The results of the study showed that the change in Critical fusion frequency after the computer task was significantly more positive (i.e., less eye fatigue) in those wearing blue light glasses versus those with no-block (P = 0.027) and low-block (P = 0.008) groups. Moreover, random assignment to the blue light glasses group but not to the low-block group predicted a more positive change in CFF (i.e., less eye fatigue) following the computer task (adjusted β = 2.310; P = 0.002). Additionally, those wearing blue light glasses reported significantly less feeling of pain around/inside the eye (P = 0.0063), less feeling that the eyes were heavy (P = 0.0189), and less feeling that the eyes were itchy (P = 0.0043) following the computer task, when compared to subjects not wearing blue light glasses.
Another 2017 study by Leung et al (3) set out to examine the benefits of blue light glasses. Their study, Blue-Light Filtering Spectacle Lenses: Optical and Clinical Performances showed that blue light blocking glasses lenses reduce phototoxicity by 10.6%–23.6%, without degrading visual performance, and have thus been suggested as an aid for protecting the eyes against the blue light hazard.
A 2016 study (4) published in Molecular Vision investigated the effects of blue light on eye physiology and on the circadian system. It shows that blue light in the range of 460–480 nm is more effective compared to monochromatic light of 555 nm in reducing the production of melatonin and thus phase-shifting the human circadian clock. It also shows that there can be an accumulative effect of blue light exposure in the eye which can cause long terms concerns as well as the short term effects.
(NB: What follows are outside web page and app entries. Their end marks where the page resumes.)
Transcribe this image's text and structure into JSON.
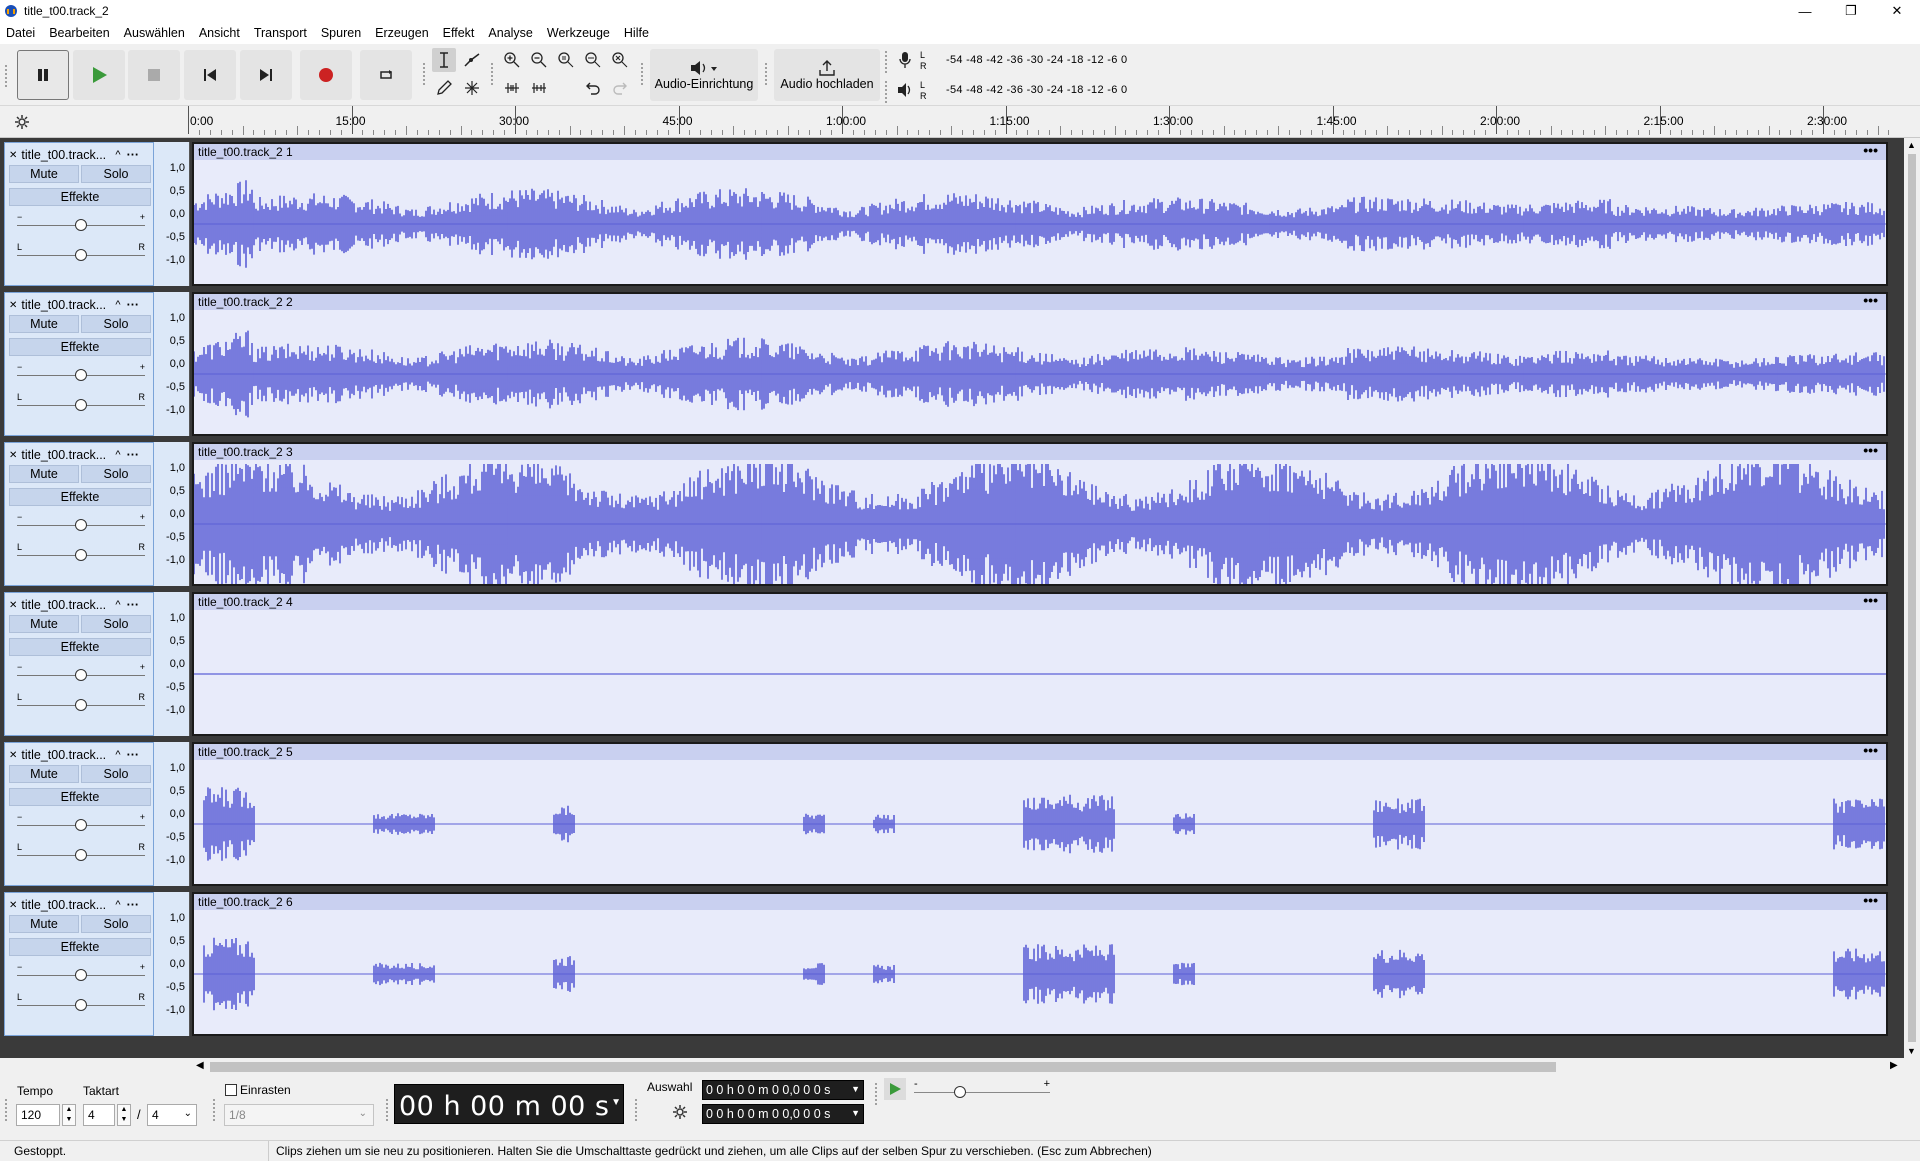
{
  "window": {
    "title": "title_t00.track_2",
    "min_glyph": "—",
    "max_glyph": "❐",
    "close_glyph": "✕"
  },
  "menu": {
    "items": [
      "Datei",
      "Bearbeiten",
      "Auswählen",
      "Ansicht",
      "Transport",
      "Spuren",
      "Erzeugen",
      "Effekt",
      "Analyse",
      "Werkzeuge",
      "Hilfe"
    ]
  },
  "toolbar": {
    "audio_setup_label": "Audio-Einrichtung",
    "share_audio_label": "Audio hochladen",
    "rec_meter_scale": "-54  -48  -42  -36  -30  -24  -18  -12   -6    0",
    "play_meter_scale": "-54  -48  -42  -36  -30  -24  -18  -12   -6    0",
    "meter_l": "L",
    "meter_r": "R"
  },
  "ruler": {
    "labels": [
      "0:00",
      "15:00",
      "30:00",
      "45:00",
      "1:00:00",
      "1:15:00",
      "1:30:00",
      "1:45:00",
      "2:00:00",
      "2:15:00",
      "2:30:00"
    ]
  },
  "track_controls": {
    "mute": "Mute",
    "solo": "Solo",
    "effects": "Effekte",
    "gain_minus": "−",
    "gain_plus": "+",
    "pan_left": "L",
    "pan_right": "R",
    "close_glyph": "✕",
    "collapse_glyph": "^",
    "menu_glyph": "···"
  },
  "vscale_labels": [
    "1,0",
    "0,5",
    "0,0",
    "-0,5",
    "-1,0"
  ],
  "tracks": [
    {
      "name": "title_t00.track...",
      "clip": "title_t00.track_2 1",
      "profile": "full"
    },
    {
      "name": "title_t00.track...",
      "clip": "title_t00.track_2 2",
      "profile": "full"
    },
    {
      "name": "title_t00.track...",
      "clip": "title_t00.track_2 3",
      "profile": "dense"
    },
    {
      "name": "title_t00.track...",
      "clip": "title_t00.track_2 4",
      "profile": "flat"
    },
    {
      "name": "title_t00.track...",
      "clip": "title_t00.track_2 5",
      "profile": "sparse"
    },
    {
      "name": "title_t00.track...",
      "clip": "title_t00.track_2 6",
      "profile": "sparse"
    }
  ],
  "clip_menu_glyph": "•••",
  "bottom": {
    "tempo_label": "Tempo",
    "tempo_value": "120",
    "time_sig_label": "Taktart",
    "time_sig_num": "4",
    "time_sig_sep": "/",
    "time_sig_den": "4",
    "snap_label": "Einrasten",
    "snap_value": "1/8",
    "time_display": "00 h 00 m 00 s",
    "selection_label": "Auswahl",
    "selection_start": "0 0 h 0 0 m 0 0,0 0 0 s",
    "selection_end": "0 0 h 0 0 m 0 0,0 0 0 s",
    "speed_minus": "-",
    "speed_plus": "+"
  },
  "status": {
    "state": "Gestoppt.",
    "hint": "Clips ziehen um sie neu zu positionieren. Halten Sie die Umschalttaste gedrückt und ziehen, um alle Clips auf der selben Spur zu verschieben. (Esc zum Abbrechen)"
  },
  "colors": {
    "waveform": "#5b5fd6",
    "clip_bg": "#e8ebfa",
    "clip_header": "#c9d0f0",
    "track_ctrl_bg": "#dce8f8",
    "record": "#cc2222",
    "play": "#3a9a3a"
  }
}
A 2020 study (5), published in the journal of applied physiology, on the effects of blue light glasses on sleep and productivity, entitled The effects of blue filtration on sleep and work outcomes by Cristiano Guarana and Christopher Barnes again showed significant improvements in sleep and work outcomes for those wearing blue light glasses versus a placebo group.